When told that after years of non-compliance, Denver is on the verge of achieving compliance with the Environmental Protection Agency's clean-air standards, Pate is stunned.
"That's...," he struggles for the word, "...ludicrous."
"Are you ready to tour the plant?" Ken Kage asks.
It's a tricky question. Yes, there's nothing left to do after the interview but tour the plant.
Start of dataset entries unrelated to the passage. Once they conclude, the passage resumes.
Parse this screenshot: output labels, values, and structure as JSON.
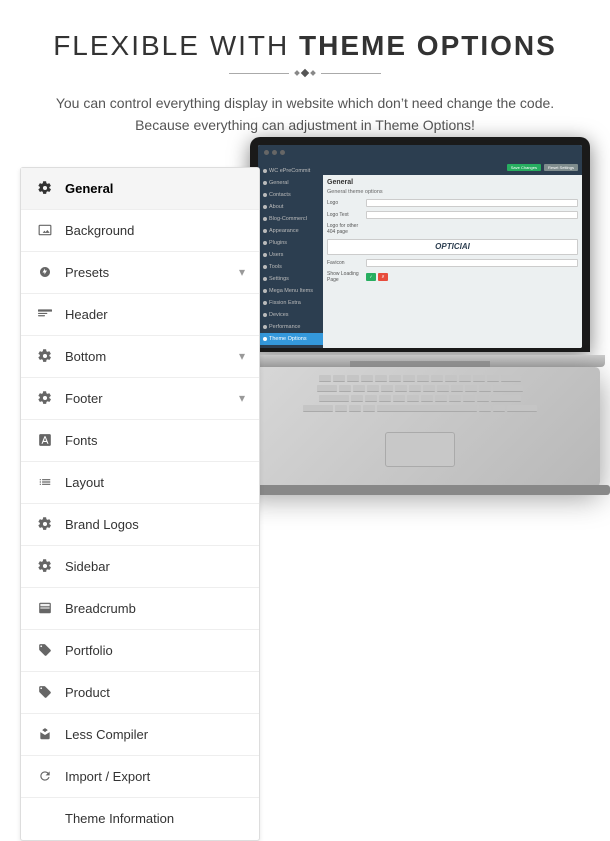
{
  "header": {
    "title_normal": "FLEXIBLE WITH",
    "title_bold": "THEME OPTIONS",
    "description_line1": "You can control everything display in website which don’t need change the code.",
    "description_line2": "Because everything can adjustment in Theme Options!",
    "divider": "♦"
  },
  "menu": {
    "items": [
      {
        "id": "general",
        "label": "General",
        "icon": "gear",
        "active": true,
        "has_arrow": false
      },
      {
        "id": "background",
        "label": "Background",
        "icon": "image",
        "active": false,
        "has_arrow": false
      },
      {
        "id": "presets",
        "label": "Presets",
        "icon": "drop",
        "active": false,
        "has_arrow": true
      },
      {
        "id": "header",
        "label": "Header",
        "icon": "header-icon",
        "active": false,
        "has_arrow": false
      },
      {
        "id": "bottom",
        "label": "Bottom",
        "icon": "gear",
        "active": false,
        "has_arrow": true
      },
      {
        "id": "footer",
        "label": "Footer",
        "icon": "gear",
        "active": false,
        "has_arrow": true
      },
      {
        "id": "fonts",
        "label": "Fonts",
        "icon": "font",
        "active": false,
        "has_arrow": false
      },
      {
        "id": "layout",
        "label": "Layout",
        "icon": "layout",
        "active": false,
        "has_arrow": false
      },
      {
        "id": "brand-logos",
        "label": "Brand Logos",
        "icon": "gear",
        "active": false,
        "has_arrow": false
      },
      {
        "id": "sidebar",
        "label": "Sidebar",
        "icon": "gear",
        "active": false,
        "has_arrow": false
      },
      {
        "id": "breadcrumb",
        "label": "Breadcrumb",
        "icon": "breadcrumb",
        "active": false,
        "has_arrow": false
      },
      {
        "id": "portfolio",
        "label": "Portfolio",
        "icon": "tag",
        "active": false,
        "has_arrow": false
      },
      {
        "id": "product",
        "label": "Product",
        "icon": "tag",
        "active": false,
        "has_arrow": false
      },
      {
        "id": "less-compiler",
        "label": "Less Compiler",
        "icon": "wrench",
        "active": false,
        "has_arrow": false
      },
      {
        "id": "import-export",
        "label": "Import / Export",
        "icon": "refresh",
        "active": false,
        "has_arrow": false
      },
      {
        "id": "theme-information",
        "label": "Theme Information",
        "icon": "none",
        "active": false,
        "has_arrow": false
      }
    ]
  },
  "screen": {
    "left_nav": [
      "WC ePreCommit",
      "General",
      "Contacts",
      "About",
      "Blog-CommercI",
      "Appearance",
      "Plugins",
      "Users",
      "Tools",
      "Settings",
      "Mega Menu Items",
      "Fission Extra",
      "Devices",
      "Performance",
      "Theme Options"
    ],
    "active_nav": "Theme Options",
    "content_title": "General",
    "content_subtitle": "General theme options",
    "save_btn": "Save Changes",
    "preview_btn": "Reset Settings",
    "logo_text": "OPTICIAI",
    "fields": [
      {
        "label": "Logo",
        "type": "file"
      },
      {
        "label": "Logo Text",
        "type": "text"
      },
      {
        "label": "Logo for other 404 page",
        "type": "file"
      },
      {
        "label": "Favicon",
        "type": "file"
      },
      {
        "label": "Show Loading Page",
        "type": "toggle"
      }
    ]
  },
  "colors": {
    "accent_blue": "#3498db",
    "save_green": "#27ae60",
    "dark_bg": "#1a1a2e",
    "menu_border": "#dddddd",
    "active_bg": "#f5f5f5"
  }
}
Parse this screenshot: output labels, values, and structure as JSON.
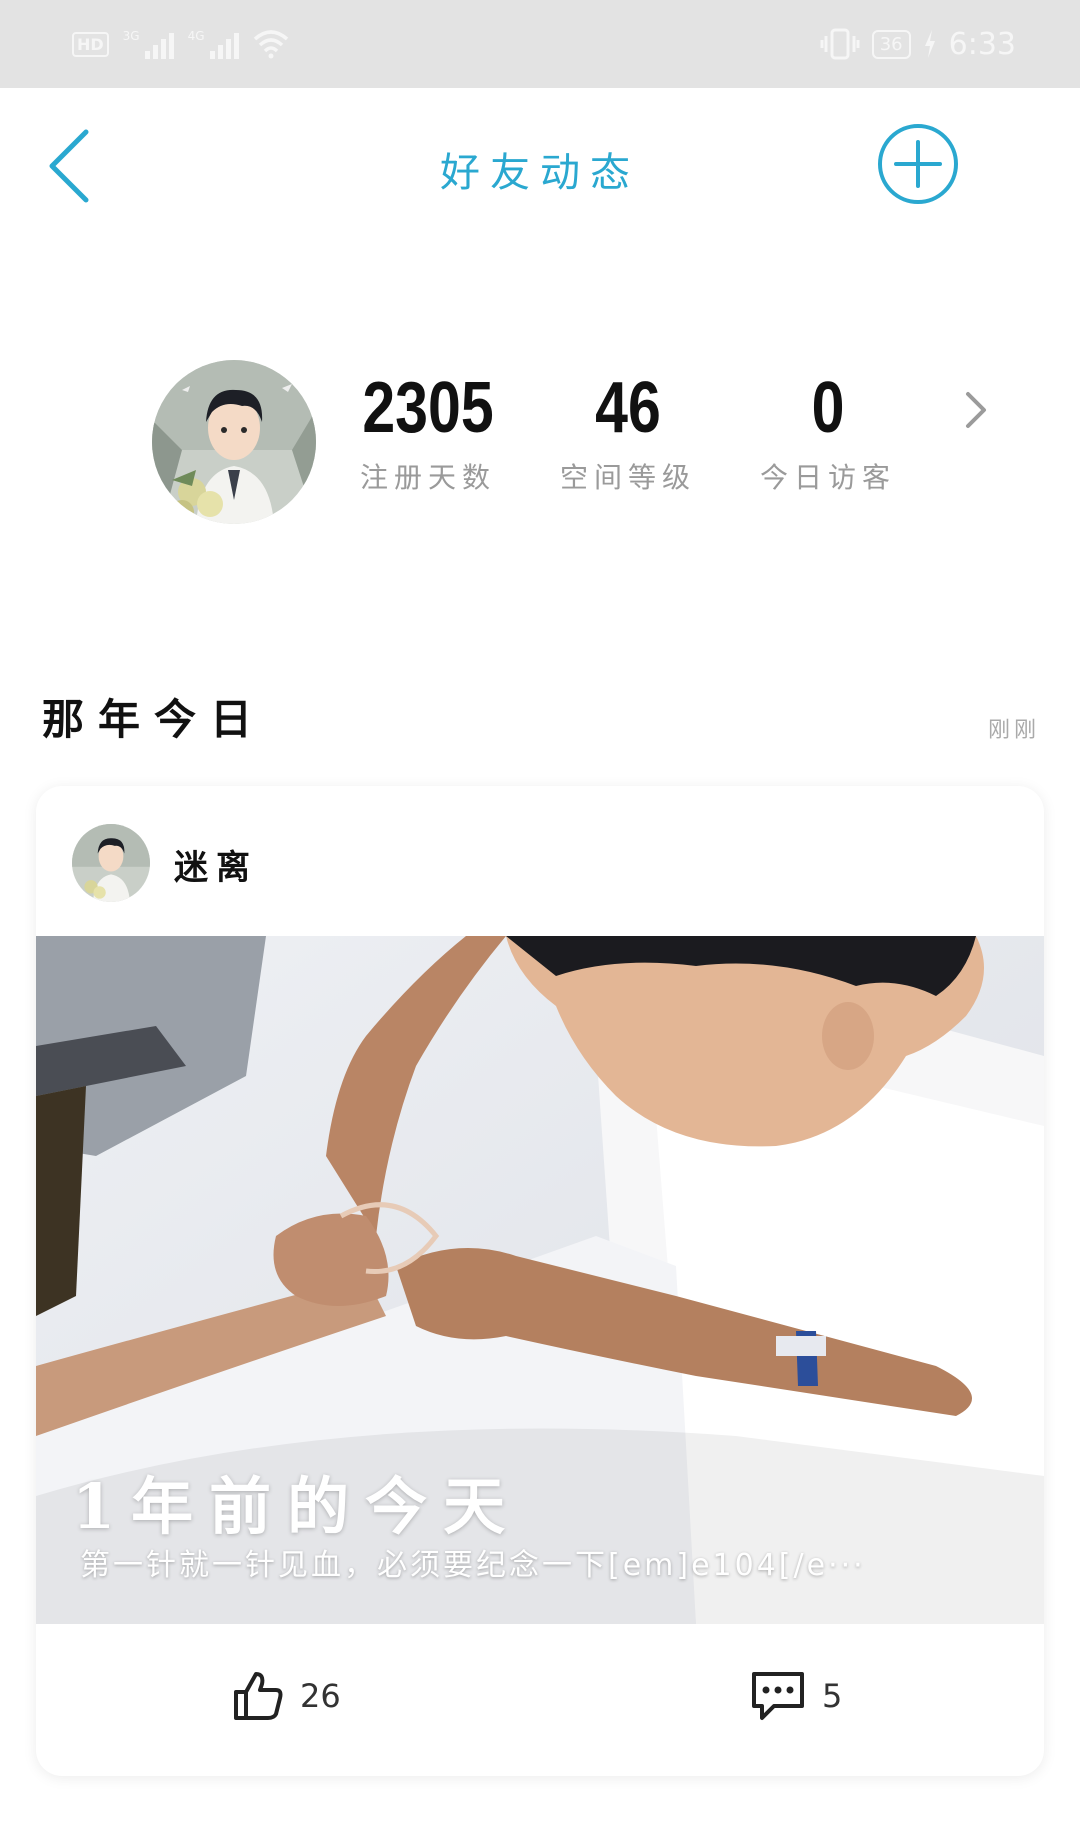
{
  "status_bar": {
    "left_badge": "HD",
    "net1": "3G",
    "net2": "4G",
    "battery": "36",
    "time": "6:33"
  },
  "header": {
    "title": "好友动态",
    "back_icon": "back-arrow-icon",
    "add_icon": "add-circle-icon"
  },
  "profile": {
    "stats": [
      {
        "value": "2305",
        "label": "注册天数"
      },
      {
        "value": "46",
        "label": "空间等级"
      },
      {
        "value": "0",
        "label": "今日访客"
      }
    ]
  },
  "memory": {
    "title": "那年今日",
    "time": "刚刚",
    "post": {
      "username": "迷离",
      "photo_title": "1年前的今天",
      "photo_caption": "第一针就一针见血，必须要纪念一下[em]e104[/e···",
      "likes": "26",
      "comments": "5"
    }
  },
  "colors": {
    "accent": "#2aa8d0",
    "statusbar": "#e3e3e3",
    "muted": "#9a9a9a"
  }
}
But it's doubtful that any novice is prepared for an inspection of National By-Products, a rendering plant at 5800 York Street, in unincorporated Adams County.
Kage, the company's district manager, claims that many of the odor complaints against his seventy-year-old company are a knee-jerk response to the grisly rendering process. "We know the type of business we are," he says. "Right off the bat, our public perception is not the greatest."
The plant grinds and cooks dead animals: spoiled meat from grocery stores, roadkill, slaughterhouse scraps, farm animals and euthanized pets. "We don't handle dogs, but we do pretty much everything else," Kage says.
The distinctive blend makes National By-Products the most offensive odor source, according to Lorraine Granado, a community activist for the nearby Swansea and Elyria neighborhoods. "You have to close your windows, doors, everything," she says. "It's just nauseating. We've seen dead pigs dumped on the tarmac. It's the most horrible smell."
Touring the plant provides a visceral demonstration of how some of the metro area's bad smells are born.
Kage begins at the end of the production line, showing edible and inedible tallow and meat-and-bone meal. The meal sits in large mounds and looks like dark oats with bits of white rock. The material is primarily used for livestock feed and pet food -- hence the National By-Products logo: two arrows in a perpetual circle. It may be a nauseating example of recycling, but it's a remarkably efficient process that dates back to ancient Egypt. Other rendering by-products are used to produce a variety of products, from pharmaceuticals to cosmetics, candles to Gummi Bears.
From 2 p.m. to 6 a.m., during normal operations, the rendering plant grinds the animal parts into smaller and smaller pieces, mixing them with used fry grease collected from restaurant kitchens and steam-cooking each batch at more than 250 degrees. The plant renders up to 5 million pounds of animal by-products per week. Kage claims to spend $200,000 annually to maintain air-stack scrubbers for the purpose of reducing odor emissions, adding that the company does as much as possible to reduce such discharges.
Across the site, a few haphazardly tossed animal stomachs lie outside on a loading dock, bleaching in the bright sun. Inside, the first impression of the dim interior is a mass of black and red. Large piles of parts --all sorts, from nearly whole pigs to scattered burgundy rib cages -- gradually come into focus. The walls and machinery are splashed with textured black gore, there's mucky slush on the floors.